§ Dataset rows describing interfaces:
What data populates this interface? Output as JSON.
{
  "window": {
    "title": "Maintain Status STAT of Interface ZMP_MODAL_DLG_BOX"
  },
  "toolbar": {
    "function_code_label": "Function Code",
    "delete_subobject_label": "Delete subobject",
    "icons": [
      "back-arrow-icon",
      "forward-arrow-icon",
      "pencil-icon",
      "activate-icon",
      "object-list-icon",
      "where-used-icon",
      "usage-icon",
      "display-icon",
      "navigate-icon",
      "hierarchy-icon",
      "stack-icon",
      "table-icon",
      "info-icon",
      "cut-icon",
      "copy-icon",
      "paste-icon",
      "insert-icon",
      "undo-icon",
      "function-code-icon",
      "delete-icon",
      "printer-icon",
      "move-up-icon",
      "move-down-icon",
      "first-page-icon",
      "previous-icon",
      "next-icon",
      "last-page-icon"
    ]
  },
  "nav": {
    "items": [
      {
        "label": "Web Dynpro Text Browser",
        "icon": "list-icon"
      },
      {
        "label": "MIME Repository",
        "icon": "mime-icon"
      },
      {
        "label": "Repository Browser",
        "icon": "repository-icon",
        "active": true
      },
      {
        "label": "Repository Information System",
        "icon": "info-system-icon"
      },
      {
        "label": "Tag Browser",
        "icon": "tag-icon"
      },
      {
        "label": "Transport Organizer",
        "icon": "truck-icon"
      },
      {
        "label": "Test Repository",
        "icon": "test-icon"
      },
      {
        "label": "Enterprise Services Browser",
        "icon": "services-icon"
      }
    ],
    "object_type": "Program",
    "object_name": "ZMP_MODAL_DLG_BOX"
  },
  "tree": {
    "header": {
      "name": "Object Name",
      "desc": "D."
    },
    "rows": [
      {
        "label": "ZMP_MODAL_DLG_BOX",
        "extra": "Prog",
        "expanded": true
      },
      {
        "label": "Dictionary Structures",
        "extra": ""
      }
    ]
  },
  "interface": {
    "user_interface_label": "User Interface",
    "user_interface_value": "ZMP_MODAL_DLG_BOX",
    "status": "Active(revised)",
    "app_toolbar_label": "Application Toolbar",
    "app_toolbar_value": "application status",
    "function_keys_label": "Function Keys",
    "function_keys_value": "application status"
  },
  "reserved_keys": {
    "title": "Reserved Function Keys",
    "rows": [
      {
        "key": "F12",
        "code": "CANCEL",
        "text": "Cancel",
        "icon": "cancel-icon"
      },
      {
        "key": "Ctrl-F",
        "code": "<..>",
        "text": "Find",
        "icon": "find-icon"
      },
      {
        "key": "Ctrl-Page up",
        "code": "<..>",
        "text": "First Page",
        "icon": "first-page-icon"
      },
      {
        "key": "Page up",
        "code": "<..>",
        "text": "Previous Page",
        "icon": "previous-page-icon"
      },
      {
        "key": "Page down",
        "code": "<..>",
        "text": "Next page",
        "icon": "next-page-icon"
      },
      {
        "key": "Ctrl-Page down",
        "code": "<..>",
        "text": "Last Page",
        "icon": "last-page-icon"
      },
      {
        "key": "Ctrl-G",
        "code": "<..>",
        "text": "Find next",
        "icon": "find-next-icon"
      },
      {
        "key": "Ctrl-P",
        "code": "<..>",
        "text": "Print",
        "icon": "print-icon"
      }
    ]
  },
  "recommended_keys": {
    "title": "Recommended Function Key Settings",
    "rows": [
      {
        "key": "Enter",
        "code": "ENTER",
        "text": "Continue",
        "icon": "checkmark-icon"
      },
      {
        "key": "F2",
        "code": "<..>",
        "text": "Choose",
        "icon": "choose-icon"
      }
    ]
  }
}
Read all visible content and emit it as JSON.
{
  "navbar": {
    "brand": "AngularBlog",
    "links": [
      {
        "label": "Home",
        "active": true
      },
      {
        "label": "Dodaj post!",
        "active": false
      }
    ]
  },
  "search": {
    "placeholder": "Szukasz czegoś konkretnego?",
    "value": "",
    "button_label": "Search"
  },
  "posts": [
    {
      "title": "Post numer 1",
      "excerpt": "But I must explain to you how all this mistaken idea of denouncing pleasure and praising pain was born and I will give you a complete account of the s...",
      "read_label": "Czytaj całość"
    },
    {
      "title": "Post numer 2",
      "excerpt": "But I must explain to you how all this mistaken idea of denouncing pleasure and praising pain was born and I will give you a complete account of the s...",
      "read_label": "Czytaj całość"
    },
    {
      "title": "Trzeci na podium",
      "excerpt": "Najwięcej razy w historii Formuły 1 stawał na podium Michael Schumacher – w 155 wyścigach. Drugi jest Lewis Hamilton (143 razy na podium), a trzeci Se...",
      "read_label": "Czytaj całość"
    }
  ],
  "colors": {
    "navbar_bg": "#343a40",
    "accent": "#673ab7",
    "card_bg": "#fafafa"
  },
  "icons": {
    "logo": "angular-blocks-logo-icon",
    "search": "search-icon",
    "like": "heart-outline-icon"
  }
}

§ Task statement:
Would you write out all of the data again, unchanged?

§ Result of the task:
What data populates this interface? Output as JSON.
{
  "window": {
    "title": "Maintain Status STAT of Interface ZMP_MODAL_DLG_BOX"
  },
  "toolbar": {
    "function_code_label": "Function Code",
    "delete_subobject_label": "Delete subobject",
    "icons": [
      "back-arrow-icon",
      "forward-arrow-icon",
      "pencil-icon",
      "activate-icon",
      "object-list-icon",
      "where-used-icon",
      "usage-icon",
      "display-icon",
      "navigate-icon",
      "hierarchy-icon",
      "stack-icon",
      "table-icon",
      "info-icon",
      "cut-icon",
      "copy-icon",
      "paste-icon",
      "insert-icon",
      "undo-icon",
      "function-code-icon",
      "delete-icon",
      "printer-icon",
      "move-up-icon",
      "move-down-icon",
      "first-page-icon",
      "previous-icon",
      "next-icon",
      "last-page-icon"
    ]
  },
  "nav": {
    "items": [
      {
        "label": "Web Dynpro Text Browser",
        "icon": "list-icon"
      },
      {
        "label": "MIME Repository",
        "icon": "mime-icon"
      },
      {
        "label": "Repository Browser",
        "icon": "repository-icon",
        "active": true
      },
      {
        "label": "Repository Information System",
        "icon": "info-system-icon"
      },
      {
        "label": "Tag Browser",
        "icon": "tag-icon"
      },
      {
        "label": "Transport Organizer",
        "icon": "truck-icon"
      },
      {
        "label": "Test Repository",
        "icon": "test-icon"
      },
      {
        "label": "Enterprise Services Browser",
        "icon": "services-icon"
      }
    ],
    "object_type": "Program",
    "object_name": "ZMP_MODAL_DLG_BOX"
  },
  "tree": {
    "header": {
      "name": "Object Name",
      "desc": "D."
    },
    "rows": [
      {
        "label": "ZMP_MODAL_DLG_BOX",
        "extra": "Prog",
        "expanded": true
      },
      {
        "label": "Dictionary Structures",
        "extra": ""
      }
    ]
  },
  "interface": {
    "user_interface_label": "User Interface",
    "user_interface_value": "ZMP_MODAL_DLG_BOX",
    "status": "Active(revised)",
    "app_toolbar_label": "Application Toolbar",
    "app_toolbar_value": "application status",
    "function_keys_label": "Function Keys",
    "function_keys_value": "application status"
  },
  "reserved_keys": {
    "title": "Reserved Function Keys",
    "rows": [
      {
        "key": "F12",
        "code": "CANCEL",
        "text": "Cancel",
        "icon": "cancel-icon"
      },
      {
        "key": "Ctrl-F",
        "code": "<..>",
        "text": "Find",
        "icon": "find-icon"
      },
      {
        "key": "Ctrl-Page up",
        "code": "<..>",
        "text": "First Page",
        "icon": "first-page-icon"
      },
      {
        "key": "Page up",
        "code": "<..>",
        "text": "Previous Page",
        "icon": "previous-page-icon"
      },
      {
        "key": "Page down",
        "code": "<..>",
        "text": "Next page",
        "icon": "next-page-icon"
      },
      {
        "key": "Ctrl-Page down",
        "code": "<..>",
        "text": "Last Page",
        "icon": "last-page-icon"
      },
      {
        "key": "Ctrl-G",
        "code": "<..>",
        "text": "Find next",
        "icon": "find-next-icon"
      },
      {
        "key": "Ctrl-P",
        "code": "<..>",
        "text": "Print",
        "icon": "print-icon"
      }
    ]
  },
  "recommended_keys": {
    "title": "Recommended Function Key Settings",
    "rows": [
      {
        "key": "Enter",
        "code": "ENTER",
        "text": "Continue",
        "icon": "checkmark-icon"
      },
      {
        "key": "F2",
        "code": "<..>",
        "text": "Choose",
        "icon": "choose-icon"
      }
    ]
  }
}
Read all visible content and emit it as JSON.
{
  "navbar": {
    "brand": "AngularBlog",
    "links": [
      {
        "label": "Home",
        "active": true
      },
      {
        "label": "Dodaj post!",
        "active": false
      }
    ]
  },
  "search": {
    "placeholder": "Szukasz czegoś konkretnego?",
    "value": "",
    "button_label": "Search"
  },
  "posts": [
    {
      "title": "Post numer 1",
      "excerpt": "But I must explain to you how all this mistaken idea of denouncing pleasure and praising pain was born and I will give you a complete account of the s...",
      "read_label": "Czytaj całość"
    },
    {
      "title": "Post numer 2",
      "excerpt": "But I must explain to you how all this mistaken idea of denouncing pleasure and praising pain was born and I will give you a complete account of the s...",
      "read_label": "Czytaj całość"
    },
    {
      "title": "Trzeci na podium",
      "excerpt": "Najwięcej razy w historii Formuły 1 stawał na podium Michael Schumacher – w 155 wyścigach. Drugi jest Lewis Hamilton (143 razy na podium), a trzeci Se...",
      "read_label": "Czytaj całość"
    }
  ],
  "colors": {
    "navbar_bg": "#343a40",
    "accent": "#673ab7",
    "card_bg": "#fafafa"
  },
  "icons": {
    "logo": "angular-blocks-logo-icon",
    "search": "search-icon",
    "like": "heart-outline-icon"
  }
}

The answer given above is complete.